. outlining the sequel
. planning a number of proposal for another novel
. getting my full-year writing project underway
. setting up the early stages of a roleplaying game project that will probably also involve fiction-writing
. trying to schedule future outings – short stories, novelettes etc., and the marketing and distribution of the same.
So, two problems, one psychological, one practical.
Psychological problem – avoid that the enthusiasm for what’s to come distracts me from completing what’s at hand.
Because once the story is outlined… well, I sort of know what’s going to happen, how the dialogue will play, what the big scenes will be about. The next project is an uncharted territory, and therefore it is much more exciting.
The trick to avoiding this pitfall is, for me, to leave ample margin to my characters to do the unexpected. Maybe it’s because I come from a roleplaying game background, but I think of my stories as a set of problems a set of characters has to solve. This means that I do not know that precisely how things will play out, even if the outline of the story is well established.
Instant excitement, just add a keyboard and some tea.
Practical problem – keeping all the projects going without getting lost in a blizzard of post-its, scrap paper, hastily-named txt files and what else.

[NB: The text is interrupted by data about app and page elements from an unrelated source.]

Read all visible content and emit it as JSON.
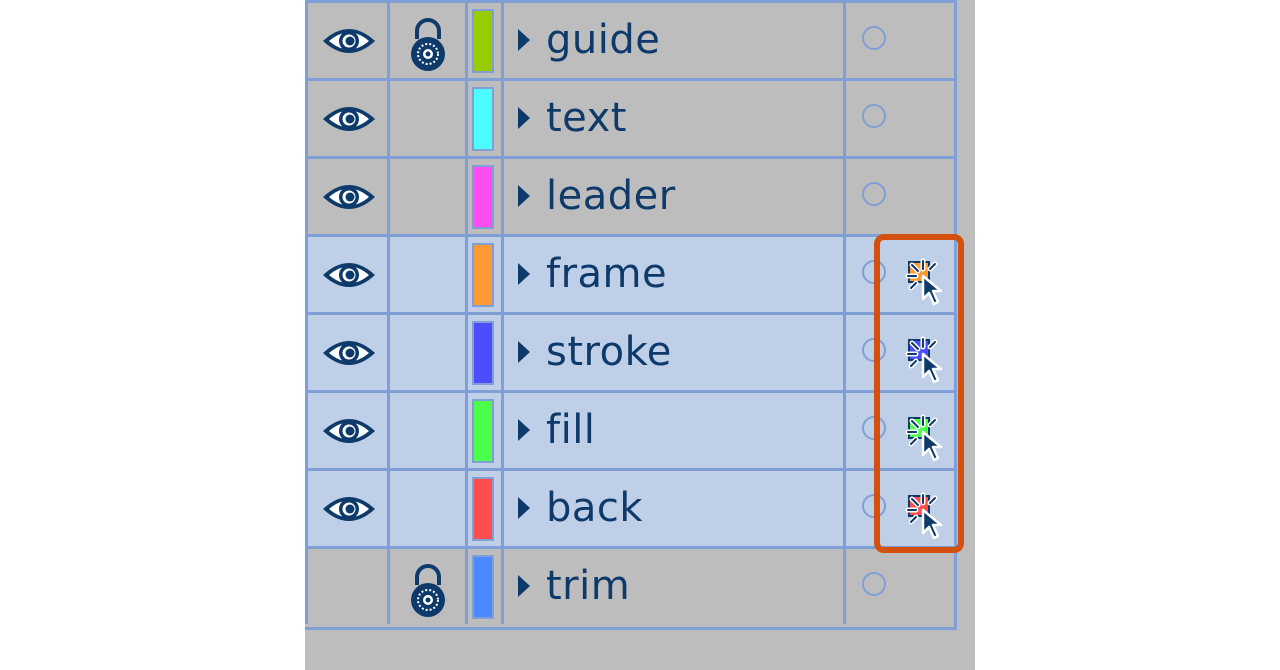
{
  "layers": [
    {
      "name": "guide",
      "visible": true,
      "locked": true,
      "color": "#99cc00",
      "selected": false,
      "has_selection": false
    },
    {
      "name": "text",
      "visible": true,
      "locked": false,
      "color": "#4dfcff",
      "selected": false,
      "has_selection": false
    },
    {
      "name": "leader",
      "visible": true,
      "locked": false,
      "color": "#ff4df2",
      "selected": false,
      "has_selection": false
    },
    {
      "name": "frame",
      "visible": true,
      "locked": false,
      "color": "#ff9933",
      "selected": true,
      "has_selection": true
    },
    {
      "name": "stroke",
      "visible": true,
      "locked": false,
      "color": "#4d4dff",
      "selected": true,
      "has_selection": true
    },
    {
      "name": "fill",
      "visible": true,
      "locked": false,
      "color": "#4dff4d",
      "selected": true,
      "has_selection": true
    },
    {
      "name": "back",
      "visible": true,
      "locked": false,
      "color": "#ff4d4d",
      "selected": true,
      "has_selection": true
    },
    {
      "name": "trim",
      "visible": false,
      "locked": true,
      "color": "#4d88ff",
      "selected": false,
      "has_selection": false
    }
  ],
  "colors": {
    "grid_line": "#7f9fd6",
    "panel_bg": "#bdbdbd",
    "selected_row_bg": "#bfcfe7",
    "text": "#0d3a6b",
    "highlight_border": "#d4500e"
  },
  "icons": {
    "visibility": "eye-icon",
    "lock": "padlock-icon",
    "expand": "disclosure-triangle-icon",
    "target": "target-circle-icon",
    "selection": "selected-art-cursor-icon"
  }
}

So, here’s how I do it.
The sweep file (aka the Dustbin) – I create a secret pinboard on Pinterest, called Sweep File, and I pin into it all the snippets of information, the websites, blog posts and stuff that might come in handy later but still does not have a project attached: story ideas, promising character portraits, curiosities.

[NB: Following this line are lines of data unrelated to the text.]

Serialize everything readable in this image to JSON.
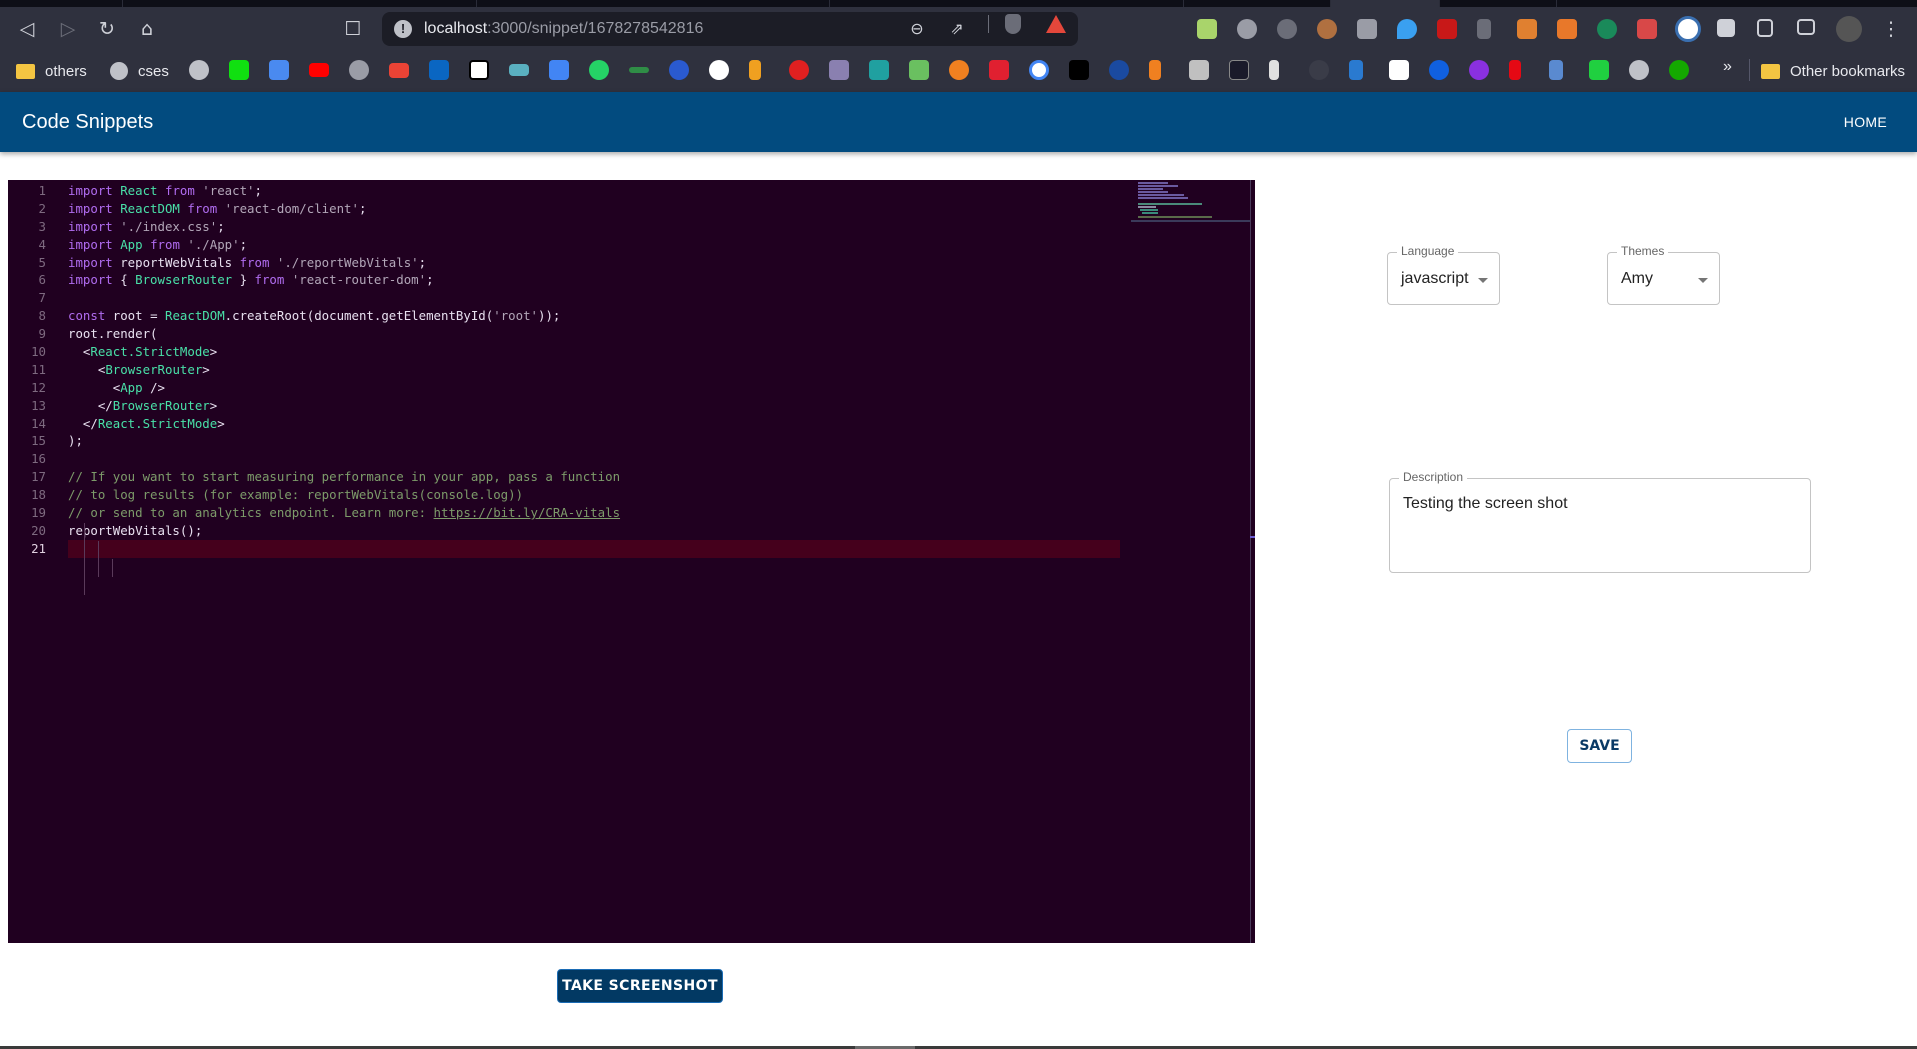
{
  "browser": {
    "url_host": "localhost",
    "url_path": ":3000/snippet/1678278542816",
    "nav": {
      "back": "◁",
      "forward": "▷",
      "reload": "↻",
      "home": "⌂",
      "bookmark": "☐",
      "zoom": "⊖",
      "share": "⇗"
    },
    "bookmarks": [
      {
        "label": "others",
        "icon": "folder-icon"
      },
      {
        "label": "cses",
        "icon": "globe-icon"
      }
    ],
    "bookmarks_more": "»",
    "other_bookmarks": "Other bookmarks"
  },
  "app": {
    "title": "Code Snippets",
    "home_link": "HOME"
  },
  "editor": {
    "lines": [
      [
        [
          "kw",
          "import "
        ],
        [
          "id",
          "React "
        ],
        [
          "kw",
          "from "
        ],
        [
          "str",
          "'react'"
        ],
        [
          "plain",
          ";"
        ]
      ],
      [
        [
          "kw",
          "import "
        ],
        [
          "id",
          "ReactDOM "
        ],
        [
          "kw",
          "from "
        ],
        [
          "str",
          "'react-dom/client'"
        ],
        [
          "plain",
          ";"
        ]
      ],
      [
        [
          "kw",
          "import "
        ],
        [
          "str",
          "'./index.css'"
        ],
        [
          "plain",
          ";"
        ]
      ],
      [
        [
          "kw",
          "import "
        ],
        [
          "id",
          "App "
        ],
        [
          "kw",
          "from "
        ],
        [
          "str",
          "'./App'"
        ],
        [
          "plain",
          ";"
        ]
      ],
      [
        [
          "kw",
          "import "
        ],
        [
          "plain",
          "reportWebVitals "
        ],
        [
          "kw",
          "from "
        ],
        [
          "str",
          "'./reportWebVitals'"
        ],
        [
          "plain",
          ";"
        ]
      ],
      [
        [
          "kw",
          "import "
        ],
        [
          "plain",
          "{ "
        ],
        [
          "id",
          "BrowserRouter "
        ],
        [
          "plain",
          "} "
        ],
        [
          "kw",
          "from "
        ],
        [
          "str",
          "'react-router-dom'"
        ],
        [
          "plain",
          ";"
        ]
      ],
      [],
      [
        [
          "kw",
          "const "
        ],
        [
          "plain",
          "root = "
        ],
        [
          "id",
          "ReactDOM"
        ],
        [
          "plain",
          ".createRoot(document.getElementById("
        ],
        [
          "str",
          "'root'"
        ],
        [
          "plain",
          "));"
        ]
      ],
      [
        [
          "plain",
          "root.render("
        ]
      ],
      [
        [
          "plain",
          "  <"
        ],
        [
          "tag",
          "React.StrictMode"
        ],
        [
          "plain",
          ">"
        ]
      ],
      [
        [
          "plain",
          "    <"
        ],
        [
          "tag",
          "BrowserRouter"
        ],
        [
          "plain",
          ">"
        ]
      ],
      [
        [
          "plain",
          "      <"
        ],
        [
          "tag",
          "App"
        ],
        [
          "plain",
          " />"
        ]
      ],
      [
        [
          "plain",
          "    </"
        ],
        [
          "tag",
          "BrowserRouter"
        ],
        [
          "plain",
          ">"
        ]
      ],
      [
        [
          "plain",
          "  </"
        ],
        [
          "tag",
          "React.StrictMode"
        ],
        [
          "plain",
          ">"
        ]
      ],
      [
        [
          "plain",
          ");"
        ]
      ],
      [],
      [
        [
          "cm",
          "// If you want to start measuring performance in your app, pass a function"
        ]
      ],
      [
        [
          "cm",
          "// to log results (for example: reportWebVitals(console.log))"
        ]
      ],
      [
        [
          "cm",
          "// or send to an analytics endpoint. Learn more: "
        ],
        [
          "lnk",
          "https://bit.ly/CRA-vitals"
        ]
      ],
      [
        [
          "plain",
          "reportWebVitals();"
        ]
      ],
      []
    ],
    "current_line": 21,
    "screenshot_button": "TAKE SCREENSHOT"
  },
  "form": {
    "language": {
      "label": "Language",
      "value": "javascript"
    },
    "theme": {
      "label": "Themes",
      "value": "Amy"
    },
    "description": {
      "label": "Description",
      "value": "Testing the screen shot"
    },
    "save_button": "SAVE"
  },
  "colors": {
    "appbar": "#024b7f",
    "editor_bg": "#200020",
    "screenshot_button": "#023963"
  }
}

Project pins – again a secret pin, this time dedicated to a specific project; everything useful for the project that can be pinned is pinned in there. Nice and smooth.
The sweep folder (aka the Dump) – I’ve a folder on my desktop called Games & Projects. I put in there everyhting that’s related to my projects and cannot be pinned, to wit, quick txt notes and snippets of text.

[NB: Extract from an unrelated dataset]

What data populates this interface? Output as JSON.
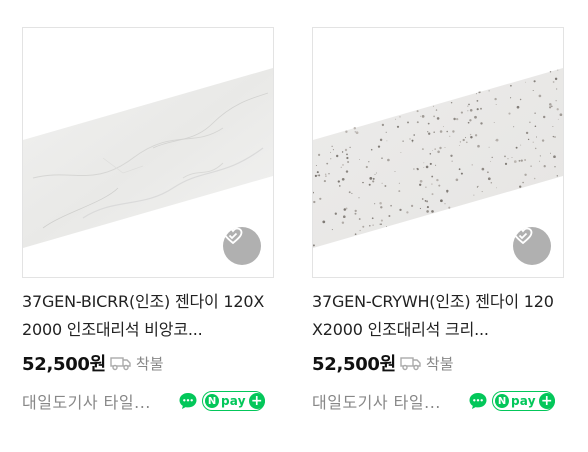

The old relieable – a big fat copybook, together with a four color pen, the geeky kind that can write black, blue, red and green. I carry this with me whereve I go, and I jot down ideas – different project, different color. Beats a smartphone every day of the week: you won’t get mugged by someone wanting to steal your smartphone, and you get a lot of weird stares as you write away standing in line at the supermarket or in the doctor’s waiting room.
This set-up is pretty useful in the early, hectic, strange and wild phase that marks the start of any new project.
Once the current project is closed, I pass to the following… I extract all the relevant stuff from my pins and files and copybook, and go through a full review of what’s there.
Then I can start.
I can even follow two projects at the same time – I just do project A in the morning and project B in the afternoon, for instance.
It seems to be working.